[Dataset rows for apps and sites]
##########

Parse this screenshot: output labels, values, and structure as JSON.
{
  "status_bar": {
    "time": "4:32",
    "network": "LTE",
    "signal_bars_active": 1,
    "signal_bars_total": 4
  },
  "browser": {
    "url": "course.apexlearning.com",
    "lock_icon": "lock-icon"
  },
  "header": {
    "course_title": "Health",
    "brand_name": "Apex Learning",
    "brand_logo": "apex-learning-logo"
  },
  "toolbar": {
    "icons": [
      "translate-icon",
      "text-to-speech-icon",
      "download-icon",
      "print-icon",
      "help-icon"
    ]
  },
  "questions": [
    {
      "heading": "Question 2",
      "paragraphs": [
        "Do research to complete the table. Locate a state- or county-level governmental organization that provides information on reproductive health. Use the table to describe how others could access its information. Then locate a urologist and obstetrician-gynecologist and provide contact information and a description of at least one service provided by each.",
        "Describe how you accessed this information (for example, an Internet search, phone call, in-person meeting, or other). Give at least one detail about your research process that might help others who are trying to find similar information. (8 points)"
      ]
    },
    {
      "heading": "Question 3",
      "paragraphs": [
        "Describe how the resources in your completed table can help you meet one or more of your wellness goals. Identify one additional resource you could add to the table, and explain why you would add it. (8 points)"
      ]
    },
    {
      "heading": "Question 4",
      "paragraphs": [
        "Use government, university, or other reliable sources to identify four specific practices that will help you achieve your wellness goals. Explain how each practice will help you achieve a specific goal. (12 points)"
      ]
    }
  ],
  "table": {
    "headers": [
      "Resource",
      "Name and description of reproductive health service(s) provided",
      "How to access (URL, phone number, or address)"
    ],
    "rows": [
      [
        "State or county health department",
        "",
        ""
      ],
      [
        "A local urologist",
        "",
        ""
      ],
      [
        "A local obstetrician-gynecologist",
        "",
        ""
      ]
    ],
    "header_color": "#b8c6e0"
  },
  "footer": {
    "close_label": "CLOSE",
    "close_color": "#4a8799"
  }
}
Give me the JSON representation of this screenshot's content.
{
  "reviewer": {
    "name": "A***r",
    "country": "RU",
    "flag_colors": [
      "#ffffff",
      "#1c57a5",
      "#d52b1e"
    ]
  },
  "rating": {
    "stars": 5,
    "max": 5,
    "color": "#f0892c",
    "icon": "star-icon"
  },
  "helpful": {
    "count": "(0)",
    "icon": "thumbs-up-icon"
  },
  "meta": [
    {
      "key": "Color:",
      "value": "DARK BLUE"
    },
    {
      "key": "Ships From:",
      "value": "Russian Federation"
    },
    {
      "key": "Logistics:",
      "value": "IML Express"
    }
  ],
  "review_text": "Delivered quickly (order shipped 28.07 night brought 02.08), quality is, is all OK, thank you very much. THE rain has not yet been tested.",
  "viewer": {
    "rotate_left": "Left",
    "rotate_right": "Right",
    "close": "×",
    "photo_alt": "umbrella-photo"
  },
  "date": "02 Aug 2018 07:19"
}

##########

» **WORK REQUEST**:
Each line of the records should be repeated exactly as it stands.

» **YOUR RESPONSE**:
Parse this screenshot: output labels, values, and structure as JSON.
{
  "status_bar": {
    "time": "4:32",
    "network": "LTE",
    "signal_bars_active": 1,
    "signal_bars_total": 4
  },
  "browser": {
    "url": "course.apexlearning.com",
    "lock_icon": "lock-icon"
  },
  "header": {
    "course_title": "Health",
    "brand_name": "Apex Learning",
    "brand_logo": "apex-learning-logo"
  },
  "toolbar": {
    "icons": [
      "translate-icon",
      "text-to-speech-icon",
      "download-icon",
      "print-icon",
      "help-icon"
    ]
  },
  "questions": [
    {
      "heading": "Question 2",
      "paragraphs": [
        "Do research to complete the table. Locate a state- or county-level governmental organization that provides information on reproductive health. Use the table to describe how others could access its information. Then locate a urologist and obstetrician-gynecologist and provide contact information and a description of at least one service provided by each.",
        "Describe how you accessed this information (for example, an Internet search, phone call, in-person meeting, or other). Give at least one detail about your research process that might help others who are trying to find similar information. (8 points)"
      ]
    },
    {
      "heading": "Question 3",
      "paragraphs": [
        "Describe how the resources in your completed table can help you meet one or more of your wellness goals. Identify one additional resource you could add to the table, and explain why you would add it. (8 points)"
      ]
    },
    {
      "heading": "Question 4",
      "paragraphs": [
        "Use government, university, or other reliable sources to identify four specific practices that will help you achieve your wellness goals. Explain how each practice will help you achieve a specific goal. (12 points)"
      ]
    }
  ],
  "table": {
    "headers": [
      "Resource",
      "Name and description of reproductive health service(s) provided",
      "How to access (URL, phone number, or address)"
    ],
    "rows": [
      [
        "State or county health department",
        "",
        ""
      ],
      [
        "A local urologist",
        "",
        ""
      ],
      [
        "A local obstetrician-gynecologist",
        "",
        ""
      ]
    ],
    "header_color": "#b8c6e0"
  },
  "footer": {
    "close_label": "CLOSE",
    "close_color": "#4a8799"
  }
}
Give me the JSON representation of this screenshot's content.
{
  "reviewer": {
    "name": "A***r",
    "country": "RU",
    "flag_colors": [
      "#ffffff",
      "#1c57a5",
      "#d52b1e"
    ]
  },
  "rating": {
    "stars": 5,
    "max": 5,
    "color": "#f0892c",
    "icon": "star-icon"
  },
  "helpful": {
    "count": "(0)",
    "icon": "thumbs-up-icon"
  },
  "meta": [
    {
      "key": "Color:",
      "value": "DARK BLUE"
    },
    {
      "key": "Ships From:",
      "value": "Russian Federation"
    },
    {
      "key": "Logistics:",
      "value": "IML Express"
    }
  ],
  "review_text": "Delivered quickly (order shipped 28.07 night brought 02.08), quality is, is all OK, thank you very much. THE rain has not yet been tested.",
  "viewer": {
    "rotate_left": "Left",
    "rotate_right": "Right",
    "close": "×",
    "photo_alt": "umbrella-photo"
  },
  "date": "02 Aug 2018 07:19"
}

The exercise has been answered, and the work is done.